    peace and love….

  6. Mia says

    Thanks for that nightmare. I must now go hide under my covers until visions of Tim Curry and Bozo disappear. *shudder*

  7. says

    One of my favorite stories from last year was Chris Furst’s “The Last Great Clown Hunt” in Weird Tales. And reading this post reminded me of a wonderfully surreal story that Google tells me is Lavie Tidhar’s “High Noon in Clown Town.” So there’s two stories to jump-start the definitive Clownpunk anthology.
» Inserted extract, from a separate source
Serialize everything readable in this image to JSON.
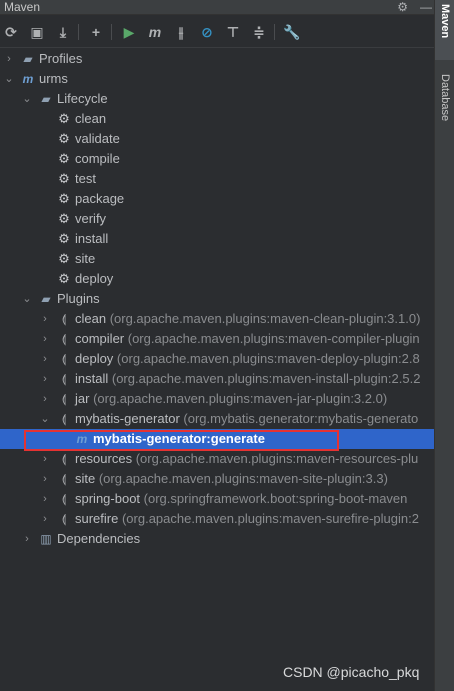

I wonder if you could excerpt part of Angela Carter’s Nights at the Circus too–the head clown’s quasi-religious speech about the function and power and future of clowns, maybe? (I forget if that’s just one section or an ongoing thing that weaves in and out of the rest of the story…)

  8. says

    Clownpunk. I love it.


    Uncanny Valley. I’d love an anthology of all the doll / clown / mime stories. Heck, add some animated corpses in for good measure.

    But seriously, the clowns in Pilo aren’t, like, killer clowns. I mean, yes, they do kill, but they mainly kill the acrobats, and who hasn’t wanted to push one of those guys off the highwire once in a while? Plus, the clowns kill because of very real human flaws, not because they’re evil evil, a la King. I can’t see them giving nightmares, unless you’re very sympathetic to skinny men in tights.

  9. says

    Robert Bloch, author of Psycho, wrote an article for Rogue magazine in 1960 that was later reprinted in Famous Monsters magazine, called “Clown At Midnight,” the thesis being that if you see a clown at the circus, it’s a normal occurence, but if a clown comes looming up to your door under the moonlight at midnight, it would be terrifying. Now, of course, the concept has been done to death. So to speak.

  10. says

    whan i was encarcarated there was a chainfenced pen fulla clowns. theyd be in there hoalin an barkin an weepin all hours of teh day an night. bashin against teh fence an snapin their dripin fangs. sometiams theyd be quiet an youd wlak by an theyd expload inta a franzy! ‘yapyapyap! harrooo!’ etc. whith their gliterin swivelin clowany eyes al buged out an lungin at ya.

    fare done gime a turn it did.

    from bogol’s classic clowan cycle

  11. says

    Interestingly, wearing my hat as an editor of the New Haven Review, I published a short story of Nick Antosca’s called “The Thickness of Clown Blood,” which delves into, among other things, the Cosa Nosta-like brotherhood within clown society. Fictional, I presume.

    I also happen to know someone who went to clown school and another person who was a clown when he joined a traveling circus for a summer. I swear I am not making this up.

  12. says

    I hope this isn’t out of line, but there are two clown-related stories in the first issue of Swill, the magazine I design and illustrate. One by me, one by Bucky Sinister. The curious can find samples of both at the magazine’s site.

    Mine’s a character study that doesn’t quite come off at the end; Mr. Sinister gave us a fun action/adventure piece.

  13. says

    I’m curious to find out what blog system you have been working with? I’m experiencing some minor security issues with my latest site and I’d like to find something more safeguarded. Do you have any recommendations?